• **WHAT TO PRODUCE**
All lines below must be repeated exactly, with the pictures omitted.

[Items from an interface collection]
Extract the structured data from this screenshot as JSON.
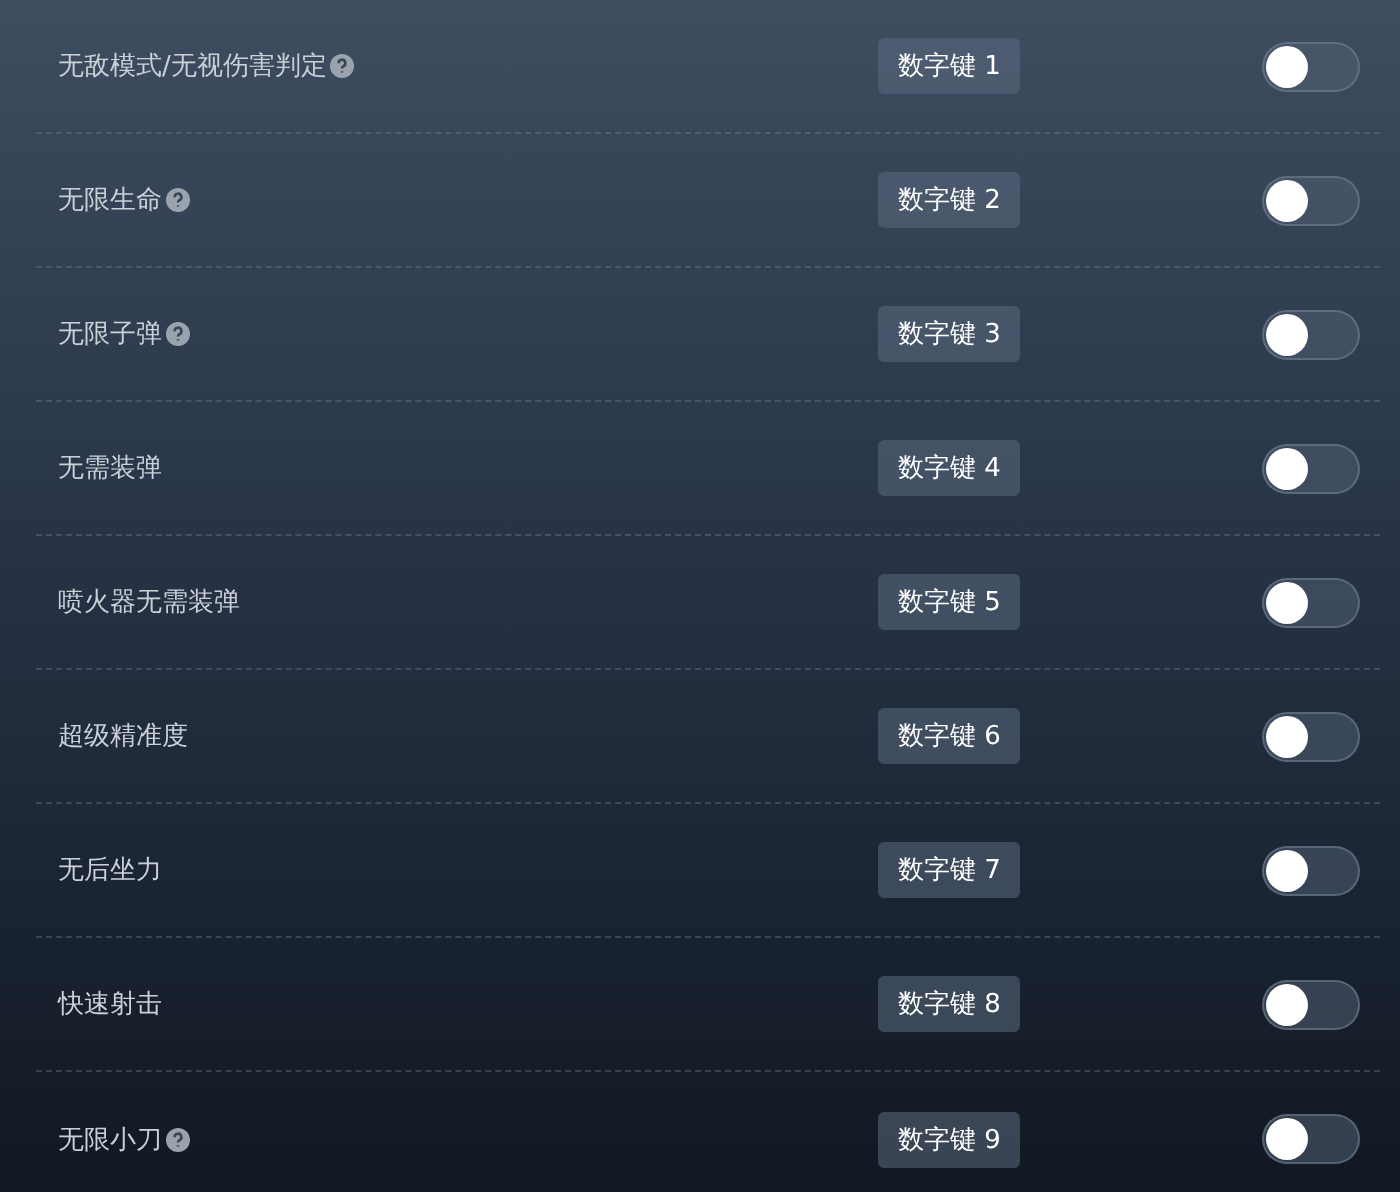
{
  "cheats": [
    {
      "label": "无敌模式/无视伤害判定",
      "help": true,
      "hotkey": "数字键 1",
      "on": false
    },
    {
      "label": "无限生命",
      "help": true,
      "hotkey": "数字键 2",
      "on": false
    },
    {
      "label": "无限子弹",
      "help": true,
      "hotkey": "数字键 3",
      "on": false
    },
    {
      "label": "无需装弹",
      "help": false,
      "hotkey": "数字键 4",
      "on": false
    },
    {
      "label": "喷火器无需装弹",
      "help": false,
      "hotkey": "数字键 5",
      "on": false
    },
    {
      "label": "超级精准度",
      "help": false,
      "hotkey": "数字键 6",
      "on": false
    },
    {
      "label": "无后坐力",
      "help": false,
      "hotkey": "数字键 7",
      "on": false
    },
    {
      "label": "快速射击",
      "help": false,
      "hotkey": "数字键 8",
      "on": false
    },
    {
      "label": "无限小刀",
      "help": true,
      "hotkey": "数字键 9",
      "on": false
    }
  ]
}
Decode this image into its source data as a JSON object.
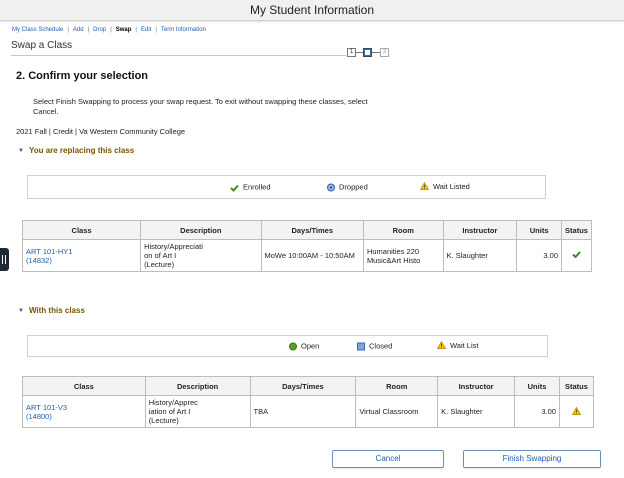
{
  "header": {
    "title": "My Student Information"
  },
  "nav": {
    "links": [
      "My Class Schedule",
      "Add",
      "Drop",
      "Swap",
      "Edit",
      "Term Information"
    ],
    "current": "Swap"
  },
  "page": {
    "title": "Swap a Class"
  },
  "steps": {
    "labels": [
      "1",
      "2",
      "3"
    ],
    "current": 2
  },
  "confirm": {
    "heading": "2.  Confirm your selection",
    "instructions": "Select Finish Swapping to process your swap request. To exit without swapping these classes, select Cancel.",
    "term": "2021 Fall | Credit | Va Western Community College"
  },
  "replacing": {
    "title": "You are replacing this class",
    "legend": [
      {
        "icon": "check-icon",
        "label": "Enrolled"
      },
      {
        "icon": "dropped-icon",
        "label": "Dropped"
      },
      {
        "icon": "warning-icon",
        "label": "Wait Listed"
      }
    ],
    "columns": [
      "Class",
      "Description",
      "Days/Times",
      "Room",
      "Instructor",
      "Units",
      "Status"
    ],
    "rows": [
      {
        "class_code": "ART 101-HY1",
        "class_number": "(14832)",
        "description": [
          "History/Appreciati",
          "on of Art I",
          "(Lecture)"
        ],
        "days_times": "MoWe 10:00AM - 10:50AM",
        "room": [
          "Humanities 220",
          "Music&Art Histo"
        ],
        "instructor": "K. Slaughter",
        "units": "3.00",
        "status_icon": "check-icon"
      }
    ]
  },
  "with": {
    "title": "With this class",
    "legend": [
      {
        "icon": "open-icon",
        "label": "Open"
      },
      {
        "icon": "closed-icon",
        "label": "Closed"
      },
      {
        "icon": "warning-icon",
        "label": "Wait List"
      }
    ],
    "columns": [
      "Class",
      "Description",
      "Days/Times",
      "Room",
      "Instructor",
      "Units",
      "Status"
    ],
    "rows": [
      {
        "class_code": "ART 101-V3",
        "class_number": "(14800)",
        "description": [
          "History/Apprec",
          "iation of Art I",
          "(Lecture)"
        ],
        "days_times": "TBA",
        "room": [
          "Virtual Classroom"
        ],
        "instructor": "K. Slaughter",
        "units": "3.00",
        "status_icon": "warning-icon"
      }
    ]
  },
  "buttons": {
    "cancel": "Cancel",
    "finish": "Finish Swapping"
  },
  "colors": {
    "link": "#1f5fa8",
    "section_title": "#7a5500",
    "check": "#3c8d1c",
    "warning": "#f2c200"
  }
}
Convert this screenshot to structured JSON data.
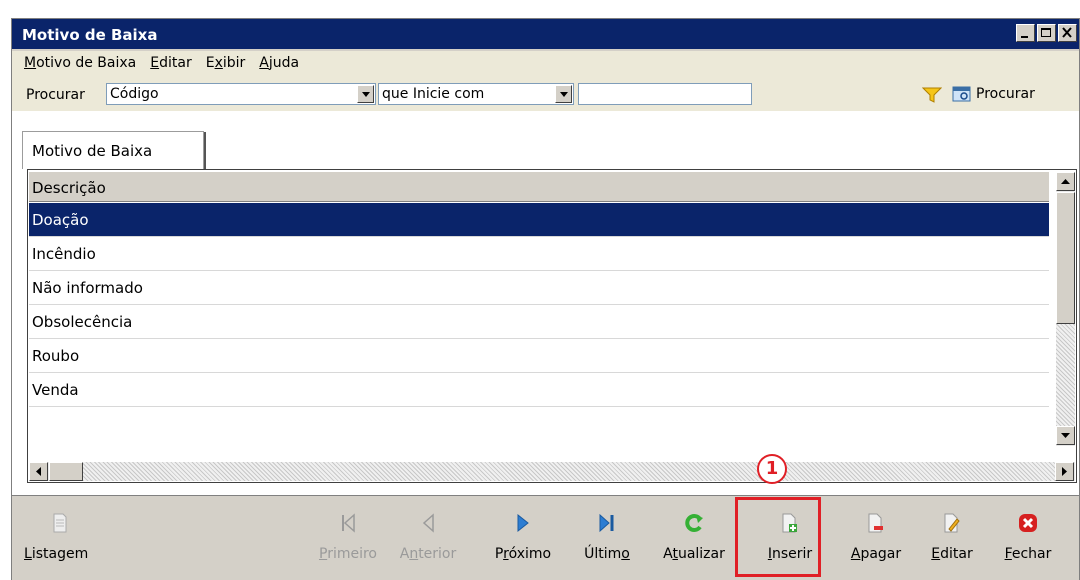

• **THE COMPLETED TASK**
Extract the structured data from this screenshot as JSON.
{
  "cheats": [
    {
      "label": "无敌模式/无视伤害判定",
      "help": true,
      "hotkey": "数字键 1",
      "on": false
    },
    {
      "label": "无限生命",
      "help": true,
      "hotkey": "数字键 2",
      "on": false
    },
    {
      "label": "无限子弹",
      "help": true,
      "hotkey": "数字键 3",
      "on": false
    },
    {
      "label": "无需装弹",
      "help": false,
      "hotkey": "数字键 4",
      "on": false
    },
    {
      "label": "喷火器无需装弹",
      "help": false,
      "hotkey": "数字键 5",
      "on": false
    },
    {
      "label": "超级精准度",
      "help": false,
      "hotkey": "数字键 6",
      "on": false
    },
    {
      "label": "无后坐力",
      "help": false,
      "hotkey": "数字键 7",
      "on": false
    },
    {
      "label": "快速射击",
      "help": false,
      "hotkey": "数字键 8",
      "on": false
    },
    {
      "label": "无限小刀",
      "help": true,
      "hotkey": "数字键 9",
      "on": false
    }
  ]
}
Decode this image into its source data as a JSON object.
{
  "header": {
    "title": "My Student Information"
  },
  "nav": {
    "links": [
      "My Class Schedule",
      "Add",
      "Drop",
      "Swap",
      "Edit",
      "Term Information"
    ],
    "current": "Swap"
  },
  "page": {
    "title": "Swap a Class"
  },
  "steps": {
    "labels": [
      "1",
      "2",
      "3"
    ],
    "current": 2
  },
  "confirm": {
    "heading": "2.  Confirm your selection",
    "instructions": "Select Finish Swapping to process your swap request. To exit without swapping these classes, select Cancel.",
    "term": "2021 Fall | Credit | Va Western Community College"
  },
  "replacing": {
    "title": "You are replacing this class",
    "legend": [
      {
        "icon": "check-icon",
        "label": "Enrolled"
      },
      {
        "icon": "dropped-icon",
        "label": "Dropped"
      },
      {
        "icon": "warning-icon",
        "label": "Wait Listed"
      }
    ],
    "columns": [
      "Class",
      "Description",
      "Days/Times",
      "Room",
      "Instructor",
      "Units",
      "Status"
    ],
    "rows": [
      {
        "class_code": "ART 101-HY1",
        "class_number": "(14832)",
        "description": [
          "History/Appreciati",
          "on of Art I",
          "(Lecture)"
        ],
        "days_times": "MoWe 10:00AM - 10:50AM",
        "room": [
          "Humanities 220",
          "Music&Art Histo"
        ],
        "instructor": "K. Slaughter",
        "units": "3.00",
        "status_icon": "check-icon"
      }
    ]
  },
  "with": {
    "title": "With this class",
    "legend": [
      {
        "icon": "open-icon",
        "label": "Open"
      },
      {
        "icon": "closed-icon",
        "label": "Closed"
      },
      {
        "icon": "warning-icon",
        "label": "Wait List"
      }
    ],
    "columns": [
      "Class",
      "Description",
      "Days/Times",
      "Room",
      "Instructor",
      "Units",
      "Status"
    ],
    "rows": [
      {
        "class_code": "ART 101-V3",
        "class_number": "(14800)",
        "description": [
          "History/Apprec",
          "iation of Art I",
          "(Lecture)"
        ],
        "days_times": "TBA",
        "room": [
          "Virtual Classroom"
        ],
        "instructor": "K. Slaughter",
        "units": "3.00",
        "status_icon": "warning-icon"
      }
    ]
  },
  "buttons": {
    "cancel": "Cancel",
    "finish": "Finish Swapping"
  },
  "colors": {
    "link": "#1f5fa8",
    "section_title": "#7a5500",
    "check": "#3c8d1c",
    "warning": "#f2c200"
  }
}
Convert this screenshot to structured JSON data.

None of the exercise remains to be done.